## WHAT IS BEING ASKED
In the listing that follows, how many lines contain "this"? Give the number only.

········

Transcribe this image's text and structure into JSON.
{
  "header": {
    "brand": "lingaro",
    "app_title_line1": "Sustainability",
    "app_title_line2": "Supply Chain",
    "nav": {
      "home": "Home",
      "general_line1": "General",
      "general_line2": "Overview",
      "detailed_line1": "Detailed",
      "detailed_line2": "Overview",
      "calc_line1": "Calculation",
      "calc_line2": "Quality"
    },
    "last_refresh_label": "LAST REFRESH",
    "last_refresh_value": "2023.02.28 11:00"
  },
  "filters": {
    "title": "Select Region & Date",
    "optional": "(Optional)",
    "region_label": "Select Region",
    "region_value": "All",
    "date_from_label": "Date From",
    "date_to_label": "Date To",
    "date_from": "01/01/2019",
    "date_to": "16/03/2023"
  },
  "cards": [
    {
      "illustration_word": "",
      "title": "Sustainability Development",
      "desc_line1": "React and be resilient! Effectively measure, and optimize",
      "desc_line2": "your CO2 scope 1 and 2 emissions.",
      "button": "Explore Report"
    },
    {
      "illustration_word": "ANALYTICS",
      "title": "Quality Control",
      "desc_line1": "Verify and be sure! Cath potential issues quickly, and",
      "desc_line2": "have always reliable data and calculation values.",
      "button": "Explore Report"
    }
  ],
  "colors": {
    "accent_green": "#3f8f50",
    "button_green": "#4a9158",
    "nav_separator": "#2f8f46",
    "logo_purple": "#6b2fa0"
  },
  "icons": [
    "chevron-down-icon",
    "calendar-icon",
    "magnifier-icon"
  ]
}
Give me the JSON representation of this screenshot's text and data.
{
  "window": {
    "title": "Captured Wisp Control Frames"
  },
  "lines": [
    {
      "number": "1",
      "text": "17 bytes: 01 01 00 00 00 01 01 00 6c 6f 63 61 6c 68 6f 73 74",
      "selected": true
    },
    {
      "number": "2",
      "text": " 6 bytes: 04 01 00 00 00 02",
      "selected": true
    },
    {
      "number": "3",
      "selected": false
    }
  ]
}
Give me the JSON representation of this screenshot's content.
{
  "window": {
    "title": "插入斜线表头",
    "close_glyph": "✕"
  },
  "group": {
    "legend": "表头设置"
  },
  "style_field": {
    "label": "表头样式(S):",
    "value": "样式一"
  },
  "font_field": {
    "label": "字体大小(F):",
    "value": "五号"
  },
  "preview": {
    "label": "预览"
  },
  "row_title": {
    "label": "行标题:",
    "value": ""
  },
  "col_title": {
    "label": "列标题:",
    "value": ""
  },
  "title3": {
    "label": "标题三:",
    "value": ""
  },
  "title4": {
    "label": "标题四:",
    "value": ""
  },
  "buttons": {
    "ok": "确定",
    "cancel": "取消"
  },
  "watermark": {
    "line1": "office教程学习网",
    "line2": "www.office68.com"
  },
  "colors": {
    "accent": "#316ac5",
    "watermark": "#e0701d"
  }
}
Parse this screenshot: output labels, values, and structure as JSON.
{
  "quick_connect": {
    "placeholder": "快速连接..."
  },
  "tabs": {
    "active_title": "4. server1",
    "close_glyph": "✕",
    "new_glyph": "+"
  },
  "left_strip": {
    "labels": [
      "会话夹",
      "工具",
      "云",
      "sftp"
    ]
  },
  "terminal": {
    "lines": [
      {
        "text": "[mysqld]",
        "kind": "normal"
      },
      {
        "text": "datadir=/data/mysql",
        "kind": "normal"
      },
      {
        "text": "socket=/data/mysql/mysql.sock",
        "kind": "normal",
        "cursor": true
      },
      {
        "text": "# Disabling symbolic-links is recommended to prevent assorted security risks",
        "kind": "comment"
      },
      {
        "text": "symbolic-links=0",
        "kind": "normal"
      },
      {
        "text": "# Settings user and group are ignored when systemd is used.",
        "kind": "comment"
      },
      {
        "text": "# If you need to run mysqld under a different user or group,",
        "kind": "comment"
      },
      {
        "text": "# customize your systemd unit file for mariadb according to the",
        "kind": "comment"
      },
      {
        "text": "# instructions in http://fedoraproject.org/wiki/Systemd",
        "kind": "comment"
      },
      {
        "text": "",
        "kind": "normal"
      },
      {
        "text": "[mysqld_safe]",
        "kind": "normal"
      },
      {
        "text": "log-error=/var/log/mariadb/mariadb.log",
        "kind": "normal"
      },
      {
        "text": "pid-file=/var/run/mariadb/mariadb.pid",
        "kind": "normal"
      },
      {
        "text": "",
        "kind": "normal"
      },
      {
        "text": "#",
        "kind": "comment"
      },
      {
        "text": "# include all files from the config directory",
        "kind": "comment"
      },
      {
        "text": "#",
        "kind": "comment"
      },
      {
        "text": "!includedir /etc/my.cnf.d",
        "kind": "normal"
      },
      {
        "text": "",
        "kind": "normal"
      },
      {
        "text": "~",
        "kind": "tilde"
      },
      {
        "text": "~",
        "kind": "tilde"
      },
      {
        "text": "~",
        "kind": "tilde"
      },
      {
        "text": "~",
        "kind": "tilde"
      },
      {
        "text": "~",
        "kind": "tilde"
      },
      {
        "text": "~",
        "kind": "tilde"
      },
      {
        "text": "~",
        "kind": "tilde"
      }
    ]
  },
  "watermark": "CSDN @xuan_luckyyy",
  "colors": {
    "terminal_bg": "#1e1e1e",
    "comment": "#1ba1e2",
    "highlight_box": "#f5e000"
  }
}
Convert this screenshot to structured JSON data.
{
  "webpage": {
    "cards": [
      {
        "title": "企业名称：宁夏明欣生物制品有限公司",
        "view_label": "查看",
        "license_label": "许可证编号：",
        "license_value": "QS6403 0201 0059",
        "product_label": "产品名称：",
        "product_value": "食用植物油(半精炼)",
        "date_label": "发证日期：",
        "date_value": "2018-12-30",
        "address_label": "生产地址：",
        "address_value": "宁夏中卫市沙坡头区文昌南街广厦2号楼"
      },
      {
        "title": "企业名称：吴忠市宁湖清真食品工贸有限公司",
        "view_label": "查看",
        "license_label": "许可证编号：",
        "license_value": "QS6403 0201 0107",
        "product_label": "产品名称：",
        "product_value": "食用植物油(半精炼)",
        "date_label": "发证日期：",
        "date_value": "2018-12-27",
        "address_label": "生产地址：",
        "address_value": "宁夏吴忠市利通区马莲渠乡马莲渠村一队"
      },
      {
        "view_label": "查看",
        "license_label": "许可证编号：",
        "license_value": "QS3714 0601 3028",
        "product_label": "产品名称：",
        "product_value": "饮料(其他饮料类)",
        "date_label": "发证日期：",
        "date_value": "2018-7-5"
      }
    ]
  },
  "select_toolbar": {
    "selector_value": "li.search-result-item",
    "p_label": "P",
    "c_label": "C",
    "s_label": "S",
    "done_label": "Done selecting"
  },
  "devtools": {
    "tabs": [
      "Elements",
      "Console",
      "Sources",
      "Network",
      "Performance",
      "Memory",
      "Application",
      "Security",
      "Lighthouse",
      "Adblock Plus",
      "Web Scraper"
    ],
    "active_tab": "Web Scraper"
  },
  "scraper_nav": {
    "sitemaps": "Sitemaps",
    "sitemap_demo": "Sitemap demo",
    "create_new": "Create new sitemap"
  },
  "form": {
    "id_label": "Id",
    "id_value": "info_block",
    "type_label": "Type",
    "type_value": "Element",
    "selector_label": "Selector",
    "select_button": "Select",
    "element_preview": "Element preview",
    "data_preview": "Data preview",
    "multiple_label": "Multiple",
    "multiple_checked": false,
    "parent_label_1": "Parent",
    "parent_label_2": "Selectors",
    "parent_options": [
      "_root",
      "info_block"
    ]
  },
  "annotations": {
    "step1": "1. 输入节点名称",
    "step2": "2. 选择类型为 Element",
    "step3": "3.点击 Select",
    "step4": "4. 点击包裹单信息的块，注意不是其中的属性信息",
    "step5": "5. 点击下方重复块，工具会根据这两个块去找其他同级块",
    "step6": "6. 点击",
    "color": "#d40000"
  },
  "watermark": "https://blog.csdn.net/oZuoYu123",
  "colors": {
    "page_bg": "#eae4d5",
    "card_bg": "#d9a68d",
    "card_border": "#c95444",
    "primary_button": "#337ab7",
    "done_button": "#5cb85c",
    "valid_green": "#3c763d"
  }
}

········

## EXERCISE OUTPUT
5